Libby Gardner and her dad, Larry Gardner, wait for a response while calling moose in the North Maine Woods in 2018. Credit: Pete Warner / BDN

It has been another exciting year in the Maine outdoors.

We continue to be blessed with some of the best fishing, hunting, hiking and other recreational experiences available anywhere.

That said, there are some key topics involving Maine’s outdoors on which the Bangor Daily News will be keeping a close eye during the coming year.

Those issues include learning more about the presence of Per- and Polyfluoroalkyl substances (PFAS) in Maine’s fish and wildlife, how the state is battling winter ticks killing the moose population, and the potential changes of the Department of Inland Fisheries and Wildlife’s any-deer permit system.

Forever chemicals

No issue is potentially more worrisome to those who fish, hunt and play in the Maine outdoors than the discovery of so-called forever chemicals in deer.

DIF&W in November warned hunters who had shot deer in and around Fairfield — where PFAS levels were determined by the Maine Department of Environmental Protection to be high — not to eat the venison of animals killed within a 5-mile radius of a farm where the chemicals were discovered in large quantities.

Five of eight deer tested in Fairfield had high levels of the toxins.

DIF&W also issued a warning not to consume fish taken from the Police Athletic League fish ponds in Fairfield, a designated location for youth fishing.

Fairfield may well be the tip of the iceberg concerning contaminated wildlife in Maine. Scheduled DEP testing of sites in 34 towns may well show that not only deer, but moose, turkeys and fish living close to potential PFAS “hot spots” also are being affected.

Should such testing reveal widespread contamination, the state will be compelled to issue advisories that may significantly limit hunting and fishing in some places for years to come.

Winter ticks in moose

Winter ticks in Maine, which have proliferated due to the warmer temperatures resulting from global warming, remain the greatest threat to the state’s largest game animal.

Winter ticks take a heavy toll on moose calves which, in addition to resulting in long, slow deaths for the animals, hampers the reproductive cycle in significant ways.

In an effort to better understand and combat that dynamic, DIF&W biologists during the fall of 2021 conducted the state’s first adaptive moose hunt. The experiment, performed in the western half of Wildlife Management District 4, is designed to significantly reduce the moose population in an area by harvesting more cows and calves.

The hope is that having fewer hosts on which to feed will mean winter ticks can’t survive.

The project, which began with aerial surveys of moose in the region and fitting many calves with GPS collars, will continue with another round this winter.

Prior to next season, DIF&W will study the results of the inaugural adaptive hunt and alter the process if needed to reach its goal of reducing the tick population.

Any-deer permit system overhaul

DIF&W biologists have struggled in recent years to get enough hunters to kill female deer in key areas of the state that are overpopulated with the animals.

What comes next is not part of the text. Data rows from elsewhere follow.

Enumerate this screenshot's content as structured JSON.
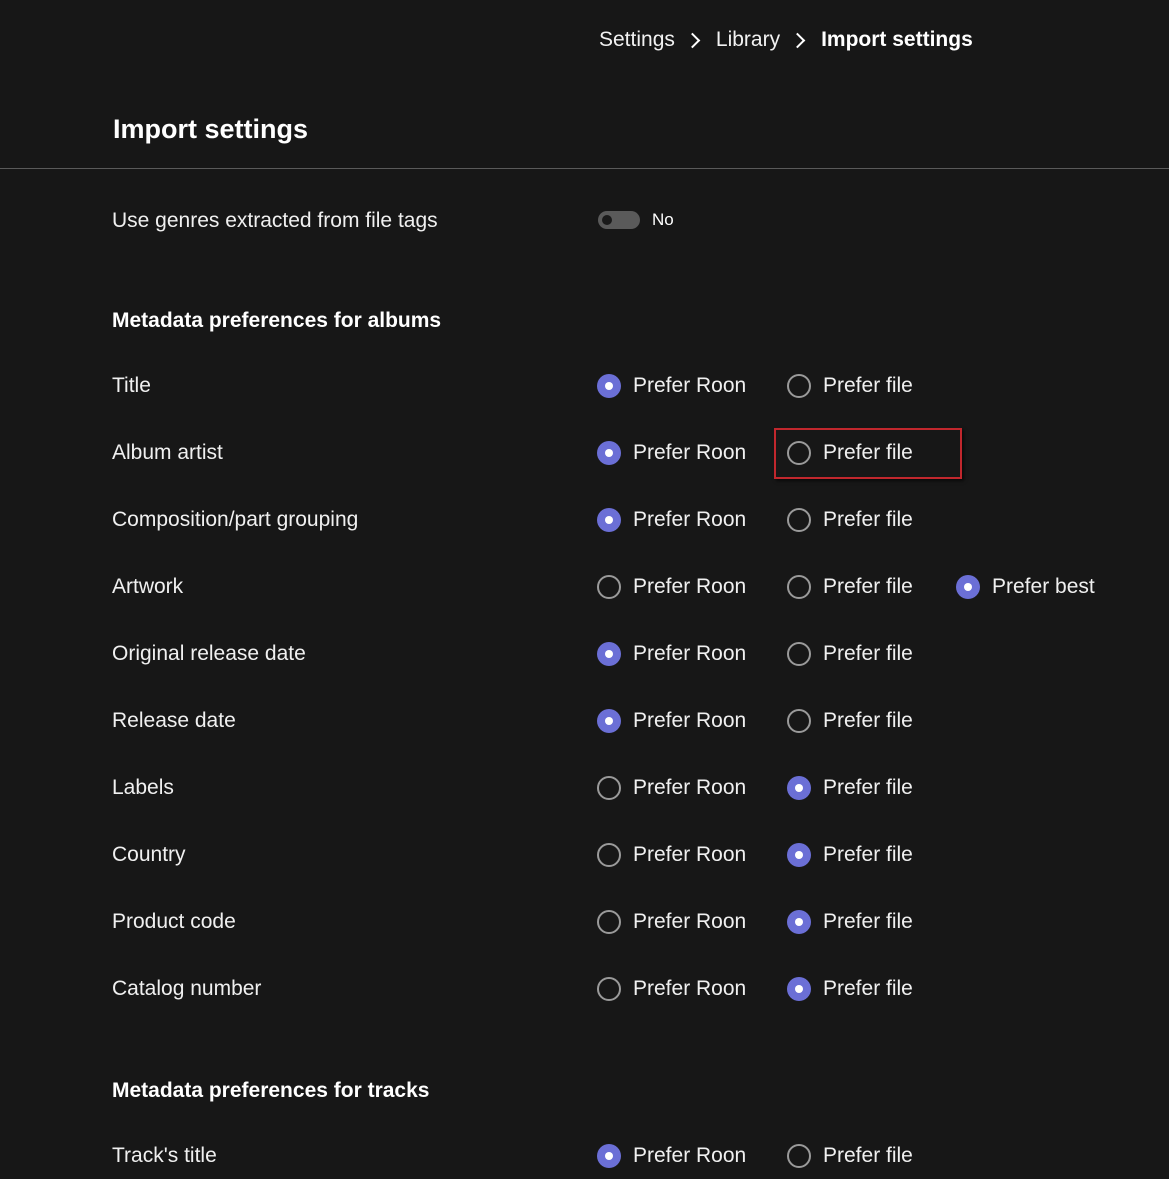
{
  "breadcrumb": {
    "items": [
      "Settings",
      "Library",
      "Import settings"
    ]
  },
  "page": {
    "title": "Import settings"
  },
  "genres": {
    "label": "Use genres extracted from file tags",
    "value": "No",
    "enabled": false
  },
  "albums": {
    "heading": "Metadata preferences for albums",
    "rows": [
      {
        "label": "Title",
        "options": [
          "Prefer Roon",
          "Prefer file"
        ],
        "selected": "Prefer Roon"
      },
      {
        "label": "Album artist",
        "options": [
          "Prefer Roon",
          "Prefer file"
        ],
        "selected": "Prefer Roon"
      },
      {
        "label": "Composition/part grouping",
        "options": [
          "Prefer Roon",
          "Prefer file"
        ],
        "selected": "Prefer Roon"
      },
      {
        "label": "Artwork",
        "options": [
          "Prefer Roon",
          "Prefer file",
          "Prefer best"
        ],
        "selected": "Prefer best"
      },
      {
        "label": "Original release date",
        "options": [
          "Prefer Roon",
          "Prefer file"
        ],
        "selected": "Prefer Roon"
      },
      {
        "label": "Release date",
        "options": [
          "Prefer Roon",
          "Prefer file"
        ],
        "selected": "Prefer Roon"
      },
      {
        "label": "Labels",
        "options": [
          "Prefer Roon",
          "Prefer file"
        ],
        "selected": "Prefer file"
      },
      {
        "label": "Country",
        "options": [
          "Prefer Roon",
          "Prefer file"
        ],
        "selected": "Prefer file"
      },
      {
        "label": "Product code",
        "options": [
          "Prefer Roon",
          "Prefer file"
        ],
        "selected": "Prefer file"
      },
      {
        "label": "Catalog number",
        "options": [
          "Prefer Roon",
          "Prefer file"
        ],
        "selected": "Prefer file"
      }
    ]
  },
  "tracks": {
    "heading": "Metadata preferences for tracks",
    "rows": [
      {
        "label": "Track's title",
        "options": [
          "Prefer Roon",
          "Prefer file"
        ],
        "selected": "Prefer Roon"
      }
    ]
  },
  "colors": {
    "background": "#171717",
    "accent": "#6b6fd6",
    "highlight": "#c1272d"
  }
}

The state hopes to achieve a higher doe harvest in 2022 by implementing a revamped system for what would be called “antlerless” permits. It has failed to meet its goals despite issuing a record number of so-called “doe tags” in each of the last two years, including 153,910 in 2021.

The final plan, which is expected to go to the Legislature early next year, likely will allow permit holders to shoot an antlerless deer in a specific WMD, in addition to a buck from any zone. However, hunters probably will only be considered for two WMDs in which to utilize an antlerless permit.

The change, designed to increase the doe harvest, also would mean many fewer antlerless permits will be available. They are expected to be accompanied by a fee, the amount of which has yet to be determined.

Additional funds also might be generated by selling any excess permits

In WMDs where there are fewer antlerless permit applicants than there are permits allocated, it has been proposed that any excess permits — now known as “bonus permits,” be available for sale. That would give hunters not chosen in a scaled-down antlerless lottery a chance to target another doe.

This year, hunters in Maine harvested the most deer since 1968, which at last count was 38,916 animals.

COVID-19 in wildlife

Even though scientists have not discovered any correlation between the two, the 2021 discovery of COVID-19 in Missouri white-tailed deer, in addition to humans, was worth noting.

The study suggested that deer somehow contracted the coronavirus from humans. And even though the animals did not appear to exhibit any symptoms or effects of having the disease, some scientists worry COVID-19 in the deer population could lead to a new strain that could be contracted by humans.

In Maine, DIF&W has not yet studied COVID-19 in deer.

Pete Warner

Pete graduated from Bangor High School in 1980 and earned a B.S. in Journalism (Advertising) from the University of Maine in 1986. He grew up fishing at his family's camp on Sebago Lake but didn't take...